Movie-wise, we watched Three Days To Kill last weekend (more of a comedy than a thriller, and we loved the comedy parts), and we're now watching Paul. I was sure this last movie was PG-13, because it feels like that should be the audience. But no, it's rated R, thanks to a ton of misplaced cuss words—because heaven forbid a movie should get a PG-13 rating! Clearly, that would mean it was no good! Argh.

Now, courtesy of our son, have some links to a bizarrely funny set of toilet paper commercials: Sir Froggy, Daddy Gator, Birds, Conductor Randy, Great Grandpa Thaddeus, and Little Miss Puffytail. Good times. :)

 
 
 
The Coalition For Disturbing Metaphorshalfshellvenus on June 19th, 2015 04:41 pm (UTC)
Three novels with that trope, though... Isn't that his primary use of people-of-color as major characters? I hope that's changed by now.
n3m3sis43n3m3sis43 on June 19th, 2015 04:45 pm (UTC)
Well, there was Detta/Odetta/Susannah in the Dark Tower series.
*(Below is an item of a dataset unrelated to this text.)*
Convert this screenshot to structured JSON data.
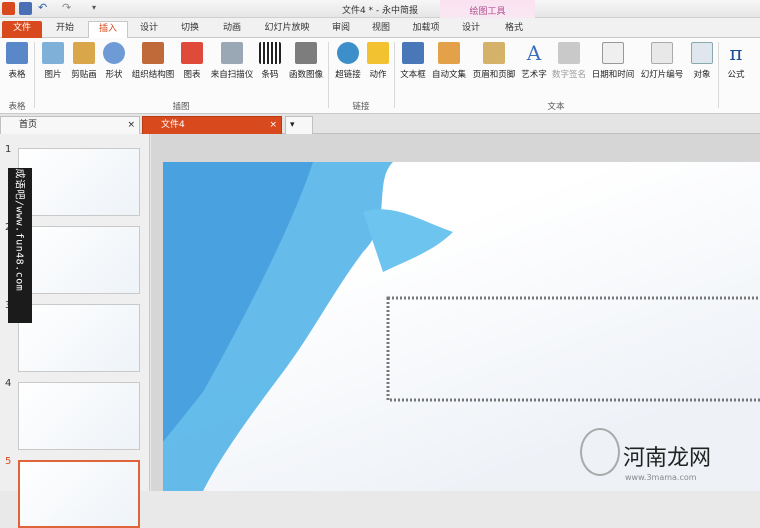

I don't think she was a Magical Negro, but she had DID/multiple personalities which in my opinion was not well-executed and which he called "schizophrenia" even though he wrote the damn books in the 90s and should have known better.

Wait, why do I love Stephen King again? o_O
n3m3sis43n3m3sis43 on June 19th, 2015 04:46 pm (UTC)
To be fair, it's probably pretty hard to accurately portray a character with DID.
The Coalition For Disturbing Metaphorshalfshellvenus on June 19th, 2015 05:17 pm (UTC)
Even psychiatrists used to think that DID was associated with schizophrenia, at one time.

Now they've been separated out, which is good. There are plenty of people who have DID who are not remotely schizophrenic. In fact, a lot of time they fully process the rest of reality completely, apart from their alters not realizing that they are not the "real" identity of the person himself/herself.

So, I'd definitely give him a pass on that score. :D
n3m3sis43n3m3sis43 on June 19th, 2015 05:26 pm (UTC)
I know they did. But that time was not in the 90's when he introduced this character.

And you're right... DID is not a psychotic disorder. Some people with DID are even co-conscious, which means some or all of the alters are aware of each other and aware they are not the original personality.

Edited at 2015-06-19 05:27 pm (UTC)